- The Heat - I've noticed that I tend to block out how much I truly hate the summer heat in Oklahoma City, like a traumatic life event that my conscious mind prefers not to address. But each June, those familiar feelings of misery come flooding back. I simply and absolutely hate the heat in Oklahoma City. Though I understand that other areas of the country might be hotter or more humid, that is no consolation to me as I struggle to keep my house cool each year. Perhaps it's just in my genetic makeup, but my desire to go out amongst the world is sucked immediately away when the July sun gets high in Oklahoma City.
- Outside Perceptions - Each time I travel, meet first-time visitors to the metro or even watch Oklahoma-centered movies and television shows, I'm struck by many of the misconceptions about our city and our state. Oh, I'm sure you've heard them. We apparently have little culture, are behind in all the world's technological advances and are undereducated. As our profile grows and outsiders get a chance to see what we have to offer, this is indeed getting better. But I hate the feeling of often having to defend Oklahoma City against these incorrect perceptions.
- Liquor Laws - Perhaps the above is partially caused by some of our archaic laws, and one of the worst in my humble opinion is the regulation of alcohol sales in the state of Oklahoma. With some of the strictest laws in the nation, Oklahoma stipulates that grocery and convenience stores can only sell low-point beer. As of 2010, 35 states allow wine to be sold in grocery stores, but movements to change the law in Oklahoma are frequently shot down by the state legislature. When this list was first written, I had the restaurant scene as one of the things I hate about OKC, but wonderful strides have been made there in recent years. I hope we can do likewise in an area such as this, not a partisan issue but to me, a common sense one.
- Landscape - While I recognize the number of lakes the metro possesses as well as the great beauty and scenery of spots such as Lake Hefner, it's difficult to ignore the fact that, for the most part, Oklahoma City is flat and wide, with plenty of red dirt to go around. Developments with city parks and the Oklahoma River help the overall landscape, but without the hills and greenery of eastern Oklahoma or the majestic rocked regions of the southwestern part of the state, central Oklahoma just isn't as picturesque as many places.
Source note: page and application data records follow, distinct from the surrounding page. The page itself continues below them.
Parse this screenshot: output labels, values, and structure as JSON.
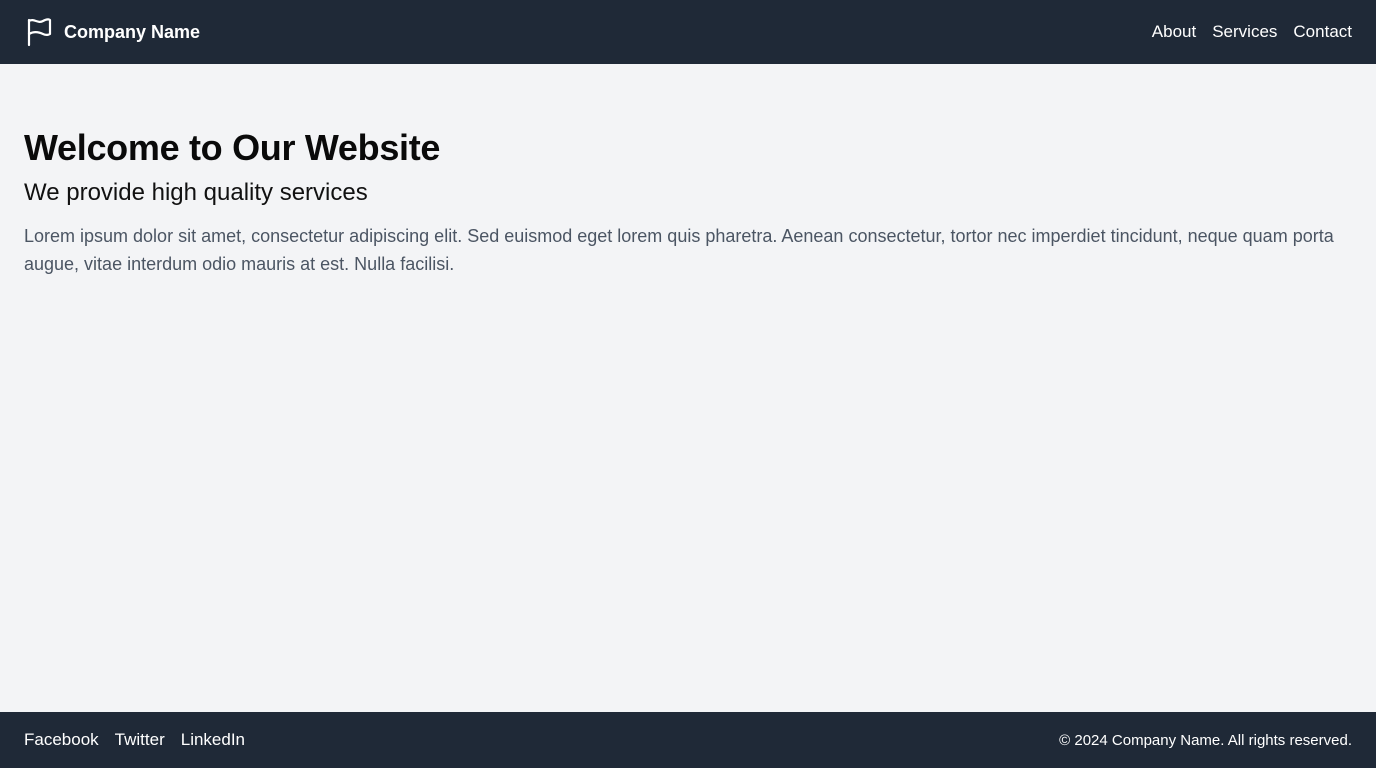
{
  "header": {
    "brand": {
      "icon": "flag-icon",
      "name": "Company Name"
    },
    "nav": [
      {
        "label": "About"
      },
      {
        "label": "Services"
      },
      {
        "label": "Contact"
      }
    ]
  },
  "main": {
    "title": "Welcome to Our Website",
    "subtitle": "We provide high quality services",
    "body": "Lorem ipsum dolor sit amet, consectetur adipiscing elit. Sed euismod eget lorem quis pharetra. Aenean consectetur, tortor nec imperdiet tincidunt, neque quam porta augue, vitae interdum odio mauris at est. Nulla facilisi."
  },
  "footer": {
    "social": [
      {
        "label": "Facebook"
      },
      {
        "label": "Twitter"
      },
      {
        "label": "LinkedIn"
      }
    ],
    "copyright": "© 2024 Company Name. All rights reserved."
  },
  "colors": {
    "header_bg": "#1f2937",
    "page_bg": "#f3f4f6",
    "body_text": "#4b5563"
  }
}
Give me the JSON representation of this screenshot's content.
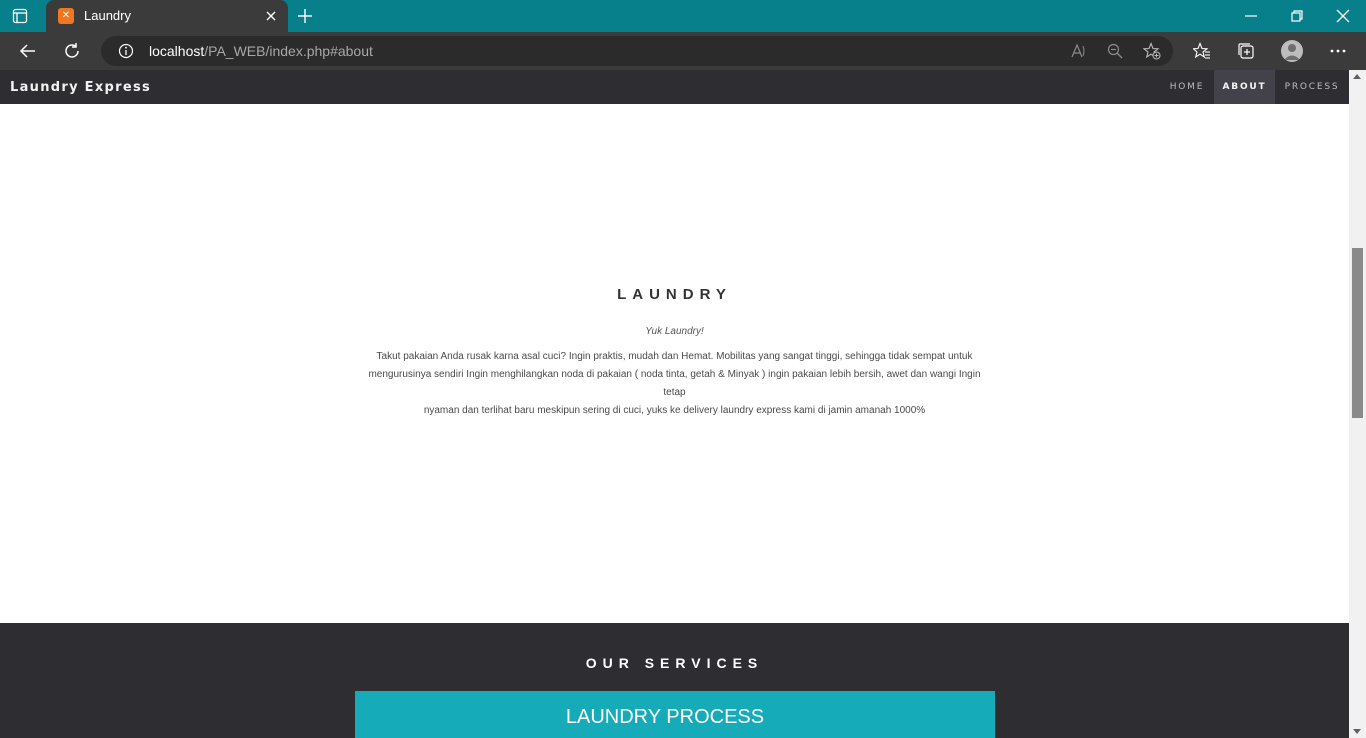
{
  "browser": {
    "tab": {
      "title": "Laundry",
      "favicon_icon": "xampp-icon"
    },
    "address": {
      "host": "localhost",
      "path": "/PA_WEB/index.php#about"
    }
  },
  "site": {
    "brand": "Laundry Express",
    "nav": [
      {
        "label": "HOME",
        "active": false
      },
      {
        "label": "ABOUT",
        "active": true
      },
      {
        "label": "PROCESS",
        "active": false
      }
    ]
  },
  "about": {
    "title": "LAUNDRY",
    "subtitle": "Yuk Laundry!",
    "lines": [
      "Takut pakaian Anda rusak karna asal cuci? Ingin praktis, mudah dan Hemat. Mobilitas yang sangat tinggi, sehingga tidak sempat untuk",
      "mengurusinya sendiri Ingin menghilangkan noda di pakaian ( noda tinta, getah & Minyak ) ingin pakaian lebih bersih, awet dan wangi Ingin tetap",
      "nyaman dan terlihat baru meskipun sering di cuci, yuks ke delivery laundry express kami di jamin amanah 1000%"
    ]
  },
  "services": {
    "title": "OUR SERVICES",
    "banner": "LAUNDRY PROCESS"
  },
  "colors": {
    "tabbar": "#08808c",
    "toolbar": "#3b3b3b",
    "sitenav": "#2e2d32",
    "accent": "#16abb8"
  }
}
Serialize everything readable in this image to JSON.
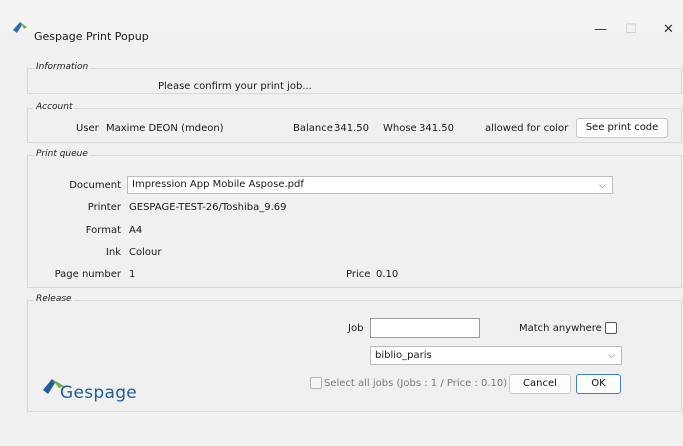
{
  "window": {
    "title": "Gespage Print Popup",
    "controls": {
      "minimize": "—",
      "maximize": "☐",
      "close": "✕"
    }
  },
  "information": {
    "legend": "Information",
    "message": "Please confirm your print job..."
  },
  "account": {
    "legend": "Account",
    "user_label": "User",
    "user_value": "Maxime DEON (mdeon)",
    "balance_label": "Balance",
    "balance_value": "341.50",
    "whose_label": "Whose",
    "whose_value": "341.50",
    "color_text": "allowed for color",
    "see_print_code_button": "See print code"
  },
  "print_queue": {
    "legend": "Print queue",
    "document_label": "Document",
    "document_value": "Impression App Mobile Aspose.pdf",
    "printer_label": "Printer",
    "printer_value": "GESPAGE-TEST-26/Toshiba_9.69",
    "format_label": "Format",
    "format_value": "A4",
    "ink_label": "Ink",
    "ink_value": "Colour",
    "page_number_label": "Page number",
    "page_number_value": "1",
    "price_label": "Price",
    "price_value": "0.10"
  },
  "release": {
    "legend": "Release",
    "job_label": "Job",
    "job_value": "",
    "match_anywhere_label": "Match anywhere",
    "match_anywhere_checked": false,
    "location_value": "biblio_paris",
    "select_all_label": "Select all jobs (Jobs : 1 / Price : 0.10)",
    "select_all_checked": false,
    "cancel_button": "Cancel",
    "ok_button": "OK"
  },
  "logo": {
    "text": "Gespage"
  },
  "colors": {
    "logo_blue": "#1f5c99",
    "logo_green": "#6ab04c",
    "accent_border": "#3b82c4"
  },
  "icons": [
    "app-icon",
    "minimize-icon",
    "maximize-icon",
    "close-icon",
    "chevron-down-icon",
    "gespage-logo"
  ]
}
- The Better City Debate - Oh, I'm definitely a competitive guy (See page 1 under "Sports"), and I have absolutely nothing against the friendly back and forth between residents of Tulsa and Oklahoma City, a drive to outdo the other that frequently results in great improvement. With a rivalry that stretches back many, many years, Tulsa and Oklahoma City inspire a distinct passion in their residents. But it's amazing to me how much actual vitriol exists in this better city debate. As a person who grew up in Tulsa and now calls OKC home, I see the two as teammates rather than combatants. Unfortunately, based on some of the e-mails I see, forum messages I read and people I speak with, not everyone agrees with me, and I find it, frankly, a bit silly. Do other states possess such situations with their largest cities? I honestly don't know, but I hate to see us degrade in one area or another when we should feel nothing but pride for a couple of wonderful cities.
Now that you know how I feel, the things I love and hate about Oklahoma City, offer your thoughts below.
Previous Page - 5 Things I Love About OKC